**** PROVIDED MATERIAL ****

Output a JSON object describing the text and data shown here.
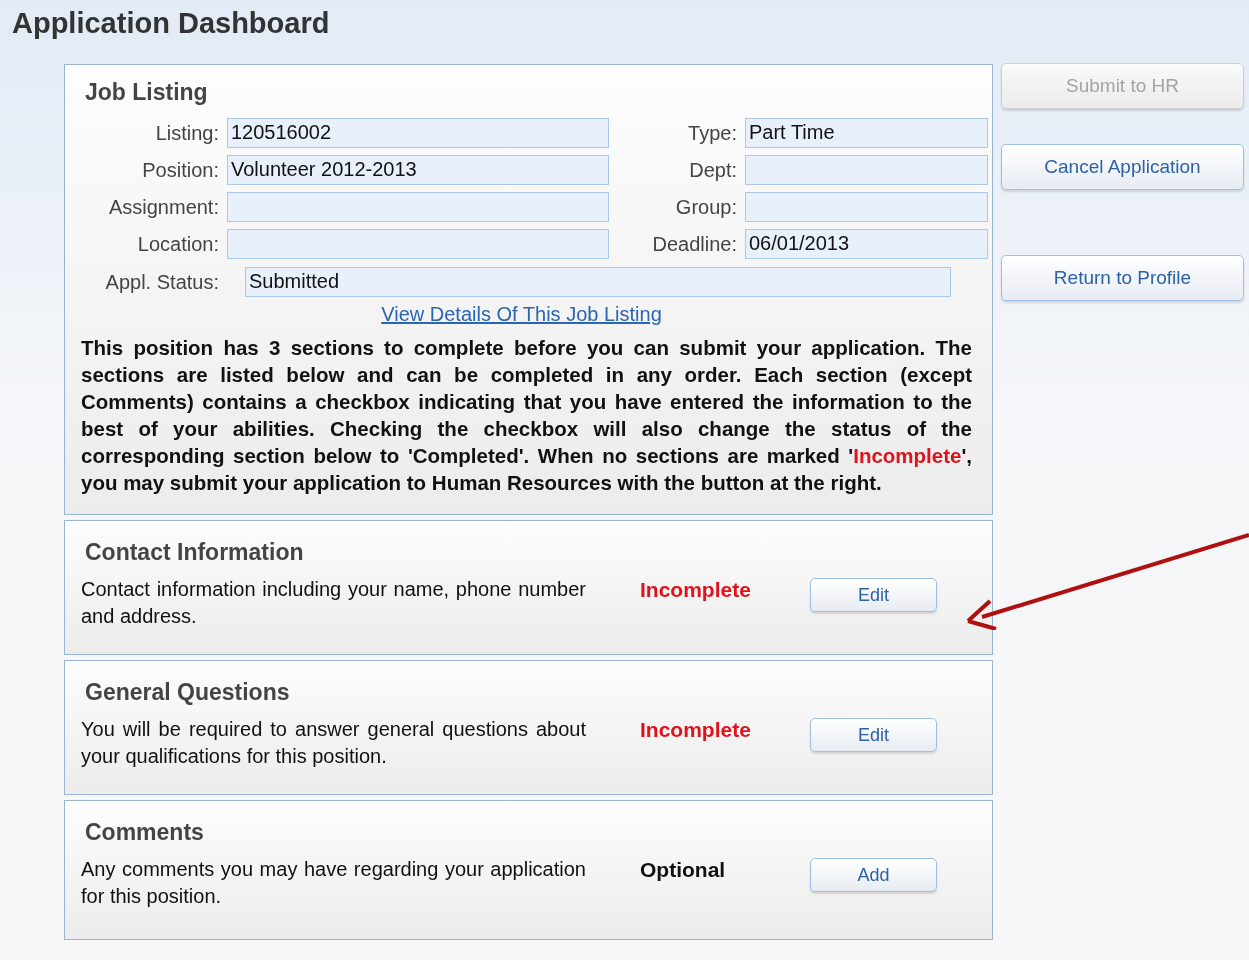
{
  "page": {
    "title": "Application Dashboard"
  },
  "job_listing": {
    "title": "Job Listing",
    "fields_left": [
      {
        "label": "Listing:",
        "value": "120516002"
      },
      {
        "label": "Position:",
        "value": "Volunteer 2012-2013"
      },
      {
        "label": "Assignment:"
      },
      {
        "label": "Location:"
      }
    ],
    "fields_right": [
      {
        "label": "Type:",
        "value": "Part Time"
      },
      {
        "label": "Dept:"
      },
      {
        "label": "Group:"
      },
      {
        "label": "Deadline:",
        "value": "06/01/2013"
      }
    ],
    "status_field": {
      "label": "Appl. Status:",
      "value": "Submitted"
    },
    "details_link": "View Details Of This Job Listing",
    "instructions": [
      {
        "kind": "plain",
        "text": "This position has 3 sections to complete before you can submit your application. The sections are listed below and can be completed in any order. Each section (except Comments) contains a checkbox indicating that you have entered the information to the best of your abilities. Checking the checkbox will also change the status of the corresponding section below to 'Completed'. When no sections are marked '"
      },
      {
        "kind": "alert",
        "text": "Incomplete"
      },
      {
        "kind": "plain",
        "text": "', you may submit your application to Human Resources with the button at the right."
      }
    ]
  },
  "sections": [
    {
      "title": "Contact Information",
      "description": "Contact information including your name, phone number and address.",
      "status": "Incomplete",
      "kind": "incomplete",
      "button": "Edit"
    },
    {
      "title": "General Questions",
      "description": "You will be required to answer general questions about your qualifications for this position.",
      "status": "Incomplete",
      "kind": "incomplete",
      "button": "Edit"
    },
    {
      "title": "Comments",
      "description": "Any comments you may have regarding your application for this position.",
      "status": "Optional",
      "kind": "optional",
      "button": "Add"
    }
  ],
  "actions": [
    {
      "label": "Submit to HR",
      "disabled": true
    },
    {
      "label": "Cancel Application",
      "disabled": false
    },
    {
      "label": "Return to Profile",
      "disabled": false
    }
  ]
}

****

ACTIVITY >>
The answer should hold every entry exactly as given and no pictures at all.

TASK ANSWER >>
Output a JSON object describing the text and data shown here.
{
  "page": {
    "title": "Application Dashboard"
  },
  "job_listing": {
    "title": "Job Listing",
    "fields_left": [
      {
        "label": "Listing:",
        "value": "120516002"
      },
      {
        "label": "Position:",
        "value": "Volunteer 2012-2013"
      },
      {
        "label": "Assignment:"
      },
      {
        "label": "Location:"
      }
    ],
    "fields_right": [
      {
        "label": "Type:",
        "value": "Part Time"
      },
      {
        "label": "Dept:"
      },
      {
        "label": "Group:"
      },
      {
        "label": "Deadline:",
        "value": "06/01/2013"
      }
    ],
    "status_field": {
      "label": "Appl. Status:",
      "value": "Submitted"
    },
    "details_link": "View Details Of This Job Listing",
    "instructions": [
      {
        "kind": "plain",
        "text": "This position has 3 sections to complete before you can submit your application. The sections are listed below and can be completed in any order. Each section (except Comments) contains a checkbox indicating that you have entered the information to the best of your abilities. Checking the checkbox will also change the status of the corresponding section below to 'Completed'. When no sections are marked '"
      },
      {
        "kind": "alert",
        "text": "Incomplete"
      },
      {
        "kind": "plain",
        "text": "', you may submit your application to Human Resources with the button at the right."
      }
    ]
  },
  "sections": [
    {
      "title": "Contact Information",
      "description": "Contact information including your name, phone number and address.",
      "status": "Incomplete",
      "kind": "incomplete",
      "button": "Edit"
    },
    {
      "title": "General Questions",
      "description": "You will be required to answer general questions about your qualifications for this position.",
      "status": "Incomplete",
      "kind": "incomplete",
      "button": "Edit"
    },
    {
      "title": "Comments",
      "description": "Any comments you may have regarding your application for this position.",
      "status": "Optional",
      "kind": "optional",
      "button": "Add"
    }
  ],
  "actions": [
    {
      "label": "Submit to HR",
      "disabled": true
    },
    {
      "label": "Cancel Application",
      "disabled": false
    },
    {
      "label": "Return to Profile",
      "disabled": false
    }
  ]
}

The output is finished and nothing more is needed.